───── DATA FOR THIS EXERCISE

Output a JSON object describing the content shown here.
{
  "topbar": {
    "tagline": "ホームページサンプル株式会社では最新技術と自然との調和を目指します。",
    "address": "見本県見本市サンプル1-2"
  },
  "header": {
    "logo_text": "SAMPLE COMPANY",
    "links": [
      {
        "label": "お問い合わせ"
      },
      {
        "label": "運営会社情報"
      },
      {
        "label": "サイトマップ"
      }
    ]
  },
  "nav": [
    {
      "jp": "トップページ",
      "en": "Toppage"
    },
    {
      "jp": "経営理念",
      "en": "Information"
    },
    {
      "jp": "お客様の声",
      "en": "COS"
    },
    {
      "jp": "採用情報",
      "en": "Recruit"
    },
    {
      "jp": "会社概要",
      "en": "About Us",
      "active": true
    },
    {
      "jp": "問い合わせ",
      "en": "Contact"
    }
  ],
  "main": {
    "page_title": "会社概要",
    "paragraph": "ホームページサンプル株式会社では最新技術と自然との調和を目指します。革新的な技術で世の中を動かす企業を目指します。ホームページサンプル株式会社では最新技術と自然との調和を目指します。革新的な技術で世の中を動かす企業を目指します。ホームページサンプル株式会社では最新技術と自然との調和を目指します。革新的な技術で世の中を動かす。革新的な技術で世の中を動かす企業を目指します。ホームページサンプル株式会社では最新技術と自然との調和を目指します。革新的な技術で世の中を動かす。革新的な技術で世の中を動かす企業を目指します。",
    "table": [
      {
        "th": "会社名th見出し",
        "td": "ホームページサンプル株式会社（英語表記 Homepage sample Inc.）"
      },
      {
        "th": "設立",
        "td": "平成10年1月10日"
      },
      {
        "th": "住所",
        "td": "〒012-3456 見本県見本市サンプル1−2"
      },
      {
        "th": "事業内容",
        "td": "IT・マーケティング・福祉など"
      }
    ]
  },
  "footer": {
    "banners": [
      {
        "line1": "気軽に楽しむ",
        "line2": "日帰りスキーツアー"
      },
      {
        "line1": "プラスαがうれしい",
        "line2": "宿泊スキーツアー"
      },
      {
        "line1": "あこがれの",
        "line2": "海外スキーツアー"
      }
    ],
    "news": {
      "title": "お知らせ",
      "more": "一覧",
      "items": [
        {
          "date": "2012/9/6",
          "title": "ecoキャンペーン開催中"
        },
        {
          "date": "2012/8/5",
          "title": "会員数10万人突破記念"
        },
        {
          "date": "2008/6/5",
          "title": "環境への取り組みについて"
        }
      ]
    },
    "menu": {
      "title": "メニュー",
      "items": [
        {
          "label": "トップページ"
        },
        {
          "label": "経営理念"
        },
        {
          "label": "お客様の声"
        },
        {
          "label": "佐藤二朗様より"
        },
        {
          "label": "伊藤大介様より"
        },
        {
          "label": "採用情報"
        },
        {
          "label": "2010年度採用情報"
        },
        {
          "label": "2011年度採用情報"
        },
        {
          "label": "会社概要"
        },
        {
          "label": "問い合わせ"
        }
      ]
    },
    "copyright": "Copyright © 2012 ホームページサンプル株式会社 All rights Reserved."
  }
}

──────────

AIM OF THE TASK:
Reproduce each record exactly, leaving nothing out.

SOLUTION FOR THIS PROBLEM:
Output a JSON object describing the content shown here.
{
  "topbar": {
    "tagline": "ホームページサンプル株式会社では最新技術と自然との調和を目指します。",
    "address": "見本県見本市サンプル1-2"
  },
  "header": {
    "logo_text": "SAMPLE COMPANY",
    "links": [
      {
        "label": "お問い合わせ"
      },
      {
        "label": "運営会社情報"
      },
      {
        "label": "サイトマップ"
      }
    ]
  },
  "nav": [
    {
      "jp": "トップページ",
      "en": "Toppage"
    },
    {
      "jp": "経営理念",
      "en": "Information"
    },
    {
      "jp": "お客様の声",
      "en": "COS"
    },
    {
      "jp": "採用情報",
      "en": "Recruit"
    },
    {
      "jp": "会社概要",
      "en": "About Us",
      "active": true
    },
    {
      "jp": "問い合わせ",
      "en": "Contact"
    }
  ],
  "main": {
    "page_title": "会社概要",
    "paragraph": "ホームページサンプル株式会社では最新技術と自然との調和を目指します。革新的な技術で世の中を動かす企業を目指します。ホームページサンプル株式会社では最新技術と自然との調和を目指します。革新的な技術で世の中を動かす企業を目指します。ホームページサンプル株式会社では最新技術と自然との調和を目指します。革新的な技術で世の中を動かす。革新的な技術で世の中を動かす企業を目指します。ホームページサンプル株式会社では最新技術と自然との調和を目指します。革新的な技術で世の中を動かす。革新的な技術で世の中を動かす企業を目指します。",
    "table": [
      {
        "th": "会社名th見出し",
        "td": "ホームページサンプル株式会社（英語表記 Homepage sample Inc.）"
      },
      {
        "th": "設立",
        "td": "平成10年1月10日"
      },
      {
        "th": "住所",
        "td": "〒012-3456 見本県見本市サンプル1−2"
      },
      {
        "th": "事業内容",
        "td": "IT・マーケティング・福祉など"
      }
    ]
  },
  "footer": {
    "banners": [
      {
        "line1": "気軽に楽しむ",
        "line2": "日帰りスキーツアー"
      },
      {
        "line1": "プラスαがうれしい",
        "line2": "宿泊スキーツアー"
      },
      {
        "line1": "あこがれの",
        "line2": "海外スキーツアー"
      }
    ],
    "news": {
      "title": "お知らせ",
      "more": "一覧",
      "items": [
        {
          "date": "2012/9/6",
          "title": "ecoキャンペーン開催中"
        },
        {
          "date": "2012/8/5",
          "title": "会員数10万人突破記念"
        },
        {
          "date": "2008/6/5",
          "title": "環境への取り組みについて"
        }
      ]
    },
    "menu": {
      "title": "メニュー",
      "items": [
        {
          "label": "トップページ"
        },
        {
          "label": "経営理念"
        },
        {
          "label": "お客様の声"
        },
        {
          "label": "佐藤二朗様より"
        },
        {
          "label": "伊藤大介様より"
        },
        {
          "label": "採用情報"
        },
        {
          "label": "2010年度採用情報"
        },
        {
          "label": "2011年度採用情報"
        },
        {
          "label": "会社概要"
        },
        {
          "label": "問い合わせ"
        }
      ]
    },
    "copyright": "Copyright © 2012 ホームページサンプル株式会社 All rights Reserved."
  }
}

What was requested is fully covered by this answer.